I was just going through some notebooks of mine when a reminder of our first “date” fell into my lap. It was the postcard from my solo exhibit, “Spectives”, at The Carrack back in 2012. It was magical. I remember feeling fully embraced and unconditionally accepted for what I brought to the gallery. I remember your generosity of spirit in giving me full access to the space to curate as I saw fit and your ongoing offers of help where I needed it. I still feel the warmth of your friends and mine who came together at the opening reception and the artist’s talk. You helped expand my connection to the larger arts community. All of this without asking anything in return. It was the beginning of a long and deep connection to you and community that thrives even today.
I know our relationship didn’t actually begin with Spectives. It started before that as soon as I discovered this quirky space on Parrish Street led by these two dreamers, John and Laura. They were talking about this zero commission gallery for artists that would give them free reign to present their work in a space over which the artists would have total control for the duration of their exhibits. I was skeptical (especially about the zero commission thing) but already in love with the idea. Since then I have been a part of every community show, every open call, every fundraiser, and even a couple of other events that I organized. It has been a wonderful love affair that I see going on far into the future.

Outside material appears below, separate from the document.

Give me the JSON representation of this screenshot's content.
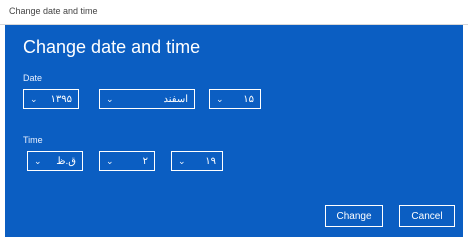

Thank you for just being what you are. I am still feeling the same glow I felt on our first “date.” Thought you would like to know.
I love <3 the Carrack, because it puts community first.
I love <3 the Carrack because it empowers artists to do whatever they want to with the space, including posting up a politically charged performance piece in the bathroom.
Because the Carrack knows it’s important to be heard, to listen, to provide space for all voices to say what they need to say.
I love <3 that the Carrack is a zero 0% commission art-space. I love <3 that the art-loving community of Durham + the Triangle see how awesome the Carrack’s mission is, so they keep the doors open by volunteering time, money, heart, hugs…whatever they can…to reflect back the <3 love & heart that the Carrack provides us all.
Thanks for all the fun times!